What you need to do: Copy out all the entries below, word for word.

Stored entries:
╔══
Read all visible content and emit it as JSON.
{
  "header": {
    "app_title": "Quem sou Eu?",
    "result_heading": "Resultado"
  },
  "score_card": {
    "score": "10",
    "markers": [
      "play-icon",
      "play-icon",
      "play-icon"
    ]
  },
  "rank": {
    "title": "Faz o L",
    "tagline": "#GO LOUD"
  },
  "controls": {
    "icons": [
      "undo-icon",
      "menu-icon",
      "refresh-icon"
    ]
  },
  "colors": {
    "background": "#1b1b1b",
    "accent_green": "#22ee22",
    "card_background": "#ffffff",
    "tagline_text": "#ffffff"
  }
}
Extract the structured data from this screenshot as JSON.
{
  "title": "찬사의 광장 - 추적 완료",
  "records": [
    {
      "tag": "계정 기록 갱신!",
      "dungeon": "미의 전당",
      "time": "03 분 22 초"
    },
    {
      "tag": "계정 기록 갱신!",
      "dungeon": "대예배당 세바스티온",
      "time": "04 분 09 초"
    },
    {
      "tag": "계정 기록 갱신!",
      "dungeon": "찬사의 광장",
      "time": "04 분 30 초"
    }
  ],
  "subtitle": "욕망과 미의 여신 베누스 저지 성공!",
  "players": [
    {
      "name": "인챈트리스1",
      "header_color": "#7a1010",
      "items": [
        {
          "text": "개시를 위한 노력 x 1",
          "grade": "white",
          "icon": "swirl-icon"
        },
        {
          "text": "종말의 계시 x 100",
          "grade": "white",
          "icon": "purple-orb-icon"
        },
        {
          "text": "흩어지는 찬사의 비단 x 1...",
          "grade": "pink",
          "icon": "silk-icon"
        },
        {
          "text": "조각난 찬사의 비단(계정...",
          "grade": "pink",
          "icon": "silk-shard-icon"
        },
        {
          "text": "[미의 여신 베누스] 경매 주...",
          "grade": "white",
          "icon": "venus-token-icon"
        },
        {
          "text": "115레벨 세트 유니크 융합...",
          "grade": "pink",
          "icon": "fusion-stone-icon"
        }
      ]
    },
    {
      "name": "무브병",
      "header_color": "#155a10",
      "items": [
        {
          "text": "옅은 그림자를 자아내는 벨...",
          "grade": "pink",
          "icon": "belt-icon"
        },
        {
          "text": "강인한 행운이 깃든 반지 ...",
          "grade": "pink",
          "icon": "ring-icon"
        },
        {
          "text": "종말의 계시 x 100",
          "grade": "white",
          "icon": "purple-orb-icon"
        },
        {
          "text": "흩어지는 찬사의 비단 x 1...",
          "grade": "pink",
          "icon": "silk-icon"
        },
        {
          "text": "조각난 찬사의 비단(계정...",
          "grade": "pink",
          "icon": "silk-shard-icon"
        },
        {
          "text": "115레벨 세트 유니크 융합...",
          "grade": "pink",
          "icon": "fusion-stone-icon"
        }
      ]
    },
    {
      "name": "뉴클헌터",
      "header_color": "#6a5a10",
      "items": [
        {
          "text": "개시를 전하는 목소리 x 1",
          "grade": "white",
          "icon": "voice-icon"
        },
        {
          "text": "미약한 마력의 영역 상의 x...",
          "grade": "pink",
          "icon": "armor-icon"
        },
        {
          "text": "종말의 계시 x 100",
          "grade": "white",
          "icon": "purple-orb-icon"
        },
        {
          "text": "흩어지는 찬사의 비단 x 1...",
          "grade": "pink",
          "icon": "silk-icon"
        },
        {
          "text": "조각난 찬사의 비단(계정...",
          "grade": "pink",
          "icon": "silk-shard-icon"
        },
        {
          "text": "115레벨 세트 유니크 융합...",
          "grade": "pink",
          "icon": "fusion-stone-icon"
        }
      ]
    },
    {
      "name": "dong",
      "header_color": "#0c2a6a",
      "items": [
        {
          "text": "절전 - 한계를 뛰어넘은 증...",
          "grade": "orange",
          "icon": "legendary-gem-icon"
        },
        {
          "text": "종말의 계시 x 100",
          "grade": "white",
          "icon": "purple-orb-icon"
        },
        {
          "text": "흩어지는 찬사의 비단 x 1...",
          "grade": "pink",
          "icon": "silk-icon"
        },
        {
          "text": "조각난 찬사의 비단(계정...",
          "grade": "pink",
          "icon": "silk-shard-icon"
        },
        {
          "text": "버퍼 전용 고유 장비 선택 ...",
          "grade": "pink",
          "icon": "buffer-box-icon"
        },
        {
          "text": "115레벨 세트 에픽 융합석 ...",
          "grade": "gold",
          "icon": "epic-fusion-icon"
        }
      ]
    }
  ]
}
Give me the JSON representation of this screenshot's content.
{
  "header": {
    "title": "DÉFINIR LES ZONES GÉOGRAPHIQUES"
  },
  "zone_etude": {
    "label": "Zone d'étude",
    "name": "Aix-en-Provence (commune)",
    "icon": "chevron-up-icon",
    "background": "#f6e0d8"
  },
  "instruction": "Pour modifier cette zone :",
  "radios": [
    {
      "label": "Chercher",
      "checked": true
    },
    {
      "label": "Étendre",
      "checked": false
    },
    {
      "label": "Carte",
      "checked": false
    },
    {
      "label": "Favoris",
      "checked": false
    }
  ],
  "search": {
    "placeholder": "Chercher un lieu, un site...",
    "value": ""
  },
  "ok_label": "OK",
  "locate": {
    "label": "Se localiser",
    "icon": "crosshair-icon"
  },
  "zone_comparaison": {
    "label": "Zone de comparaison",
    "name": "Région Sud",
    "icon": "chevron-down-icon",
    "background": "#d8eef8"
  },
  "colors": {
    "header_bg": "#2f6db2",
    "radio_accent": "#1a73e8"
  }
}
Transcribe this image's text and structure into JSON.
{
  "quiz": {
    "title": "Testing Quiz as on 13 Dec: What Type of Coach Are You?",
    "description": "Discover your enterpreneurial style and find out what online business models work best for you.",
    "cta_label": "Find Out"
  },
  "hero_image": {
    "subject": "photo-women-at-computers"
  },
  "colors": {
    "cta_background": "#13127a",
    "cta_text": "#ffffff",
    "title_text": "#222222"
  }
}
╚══
Result of the exercise:
Read all visible content and emit it as JSON.
{
  "header": {
    "app_title": "Quem sou Eu?",
    "result_heading": "Resultado"
  },
  "score_card": {
    "score": "10",
    "markers": [
      "play-icon",
      "play-icon",
      "play-icon"
    ]
  },
  "rank": {
    "title": "Faz o L",
    "tagline": "#GO LOUD"
  },
  "controls": {
    "icons": [
      "undo-icon",
      "menu-icon",
      "refresh-icon"
    ]
  },
  "colors": {
    "background": "#1b1b1b",
    "accent_green": "#22ee22",
    "card_background": "#ffffff",
    "tagline_text": "#ffffff"
  }
}
Extract the structured data from this screenshot as JSON.
{
  "title": "찬사의 광장 - 추적 완료",
  "records": [
    {
      "tag": "계정 기록 갱신!",
      "dungeon": "미의 전당",
      "time": "03 분 22 초"
    },
    {
      "tag": "계정 기록 갱신!",
      "dungeon": "대예배당 세바스티온",
      "time": "04 분 09 초"
    },
    {
      "tag": "계정 기록 갱신!",
      "dungeon": "찬사의 광장",
      "time": "04 분 30 초"
    }
  ],
  "subtitle": "욕망과 미의 여신 베누스 저지 성공!",
  "players": [
    {
      "name": "인챈트리스1",
      "header_color": "#7a1010",
      "items": [
        {
          "text": "개시를 위한 노력 x 1",
          "grade": "white",
          "icon": "swirl-icon"
        },
        {
          "text": "종말의 계시 x 100",
          "grade": "white",
          "icon": "purple-orb-icon"
        },
        {
          "text": "흩어지는 찬사의 비단 x 1...",
          "grade": "pink",
          "icon": "silk-icon"
        },
        {
          "text": "조각난 찬사의 비단(계정...",
          "grade": "pink",
          "icon": "silk-shard-icon"
        },
        {
          "text": "[미의 여신 베누스] 경매 주...",
          "grade": "white",
          "icon": "venus-token-icon"
        },
        {
          "text": "115레벨 세트 유니크 융합...",
          "grade": "pink",
          "icon": "fusion-stone-icon"
        }
      ]
    },
    {
      "name": "무브병",
      "header_color": "#155a10",
      "items": [
        {
          "text": "옅은 그림자를 자아내는 벨...",
          "grade": "pink",
          "icon": "belt-icon"
        },
        {
          "text": "강인한 행운이 깃든 반지 ...",
          "grade": "pink",
          "icon": "ring-icon"
        },
        {
          "text": "종말의 계시 x 100",
          "grade": "white",
          "icon": "purple-orb-icon"
        },
        {
          "text": "흩어지는 찬사의 비단 x 1...",
          "grade": "pink",
          "icon": "silk-icon"
        },
        {
          "text": "조각난 찬사의 비단(계정...",
          "grade": "pink",
          "icon": "silk-shard-icon"
        },
        {
          "text": "115레벨 세트 유니크 융합...",
          "grade": "pink",
          "icon": "fusion-stone-icon"
        }
      ]
    },
    {
      "name": "뉴클헌터",
      "header_color": "#6a5a10",
      "items": [
        {
          "text": "개시를 전하는 목소리 x 1",
          "grade": "white",
          "icon": "voice-icon"
        },
        {
          "text": "미약한 마력의 영역 상의 x...",
          "grade": "pink",
          "icon": "armor-icon"
        },
        {
          "text": "종말의 계시 x 100",
          "grade": "white",
          "icon": "purple-orb-icon"
        },
        {
          "text": "흩어지는 찬사의 비단 x 1...",
          "grade": "pink",
          "icon": "silk-icon"
        },
        {
          "text": "조각난 찬사의 비단(계정...",
          "grade": "pink",
          "icon": "silk-shard-icon"
        },
        {
          "text": "115레벨 세트 유니크 융합...",
          "grade": "pink",
          "icon": "fusion-stone-icon"
        }
      ]
    },
    {
      "name": "dong",
      "header_color": "#0c2a6a",
      "items": [
        {
          "text": "절전 - 한계를 뛰어넘은 증...",
          "grade": "orange",
          "icon": "legendary-gem-icon"
        },
        {
          "text": "종말의 계시 x 100",
          "grade": "white",
          "icon": "purple-orb-icon"
        },
        {
          "text": "흩어지는 찬사의 비단 x 1...",
          "grade": "pink",
          "icon": "silk-icon"
        },
        {
          "text": "조각난 찬사의 비단(계정...",
          "grade": "pink",
          "icon": "silk-shard-icon"
        },
        {
          "text": "버퍼 전용 고유 장비 선택 ...",
          "grade": "pink",
          "icon": "buffer-box-icon"
        },
        {
          "text": "115레벨 세트 에픽 융합석 ...",
          "grade": "gold",
          "icon": "epic-fusion-icon"
        }
      ]
    }
  ]
}
Give me the JSON representation of this screenshot's content.
{
  "header": {
    "title": "DÉFINIR LES ZONES GÉOGRAPHIQUES"
  },
  "zone_etude": {
    "label": "Zone d'étude",
    "name": "Aix-en-Provence (commune)",
    "icon": "chevron-up-icon",
    "background": "#f6e0d8"
  },
  "instruction": "Pour modifier cette zone :",
  "radios": [
    {
      "label": "Chercher",
      "checked": true
    },
    {
      "label": "Étendre",
      "checked": false
    },
    {
      "label": "Carte",
      "checked": false
    },
    {
      "label": "Favoris",
      "checked": false
    }
  ],
  "search": {
    "placeholder": "Chercher un lieu, un site...",
    "value": ""
  },
  "ok_label": "OK",
  "locate": {
    "label": "Se localiser",
    "icon": "crosshair-icon"
  },
  "zone_comparaison": {
    "label": "Zone de comparaison",
    "name": "Région Sud",
    "icon": "chevron-down-icon",
    "background": "#d8eef8"
  },
  "colors": {
    "header_bg": "#2f6db2",
    "radio_accent": "#1a73e8"
  }
}
Transcribe this image's text and structure into JSON.
{
  "quiz": {
    "title": "Testing Quiz as on 13 Dec: What Type of Coach Are You?",
    "description": "Discover your enterpreneurial style and find out what online business models work best for you.",
    "cta_label": "Find Out"
  },
  "hero_image": {
    "subject": "photo-women-at-computers"
  },
  "colors": {
    "cta_background": "#13127a",
    "cta_text": "#ffffff",
    "title_text": "#222222"
  }
}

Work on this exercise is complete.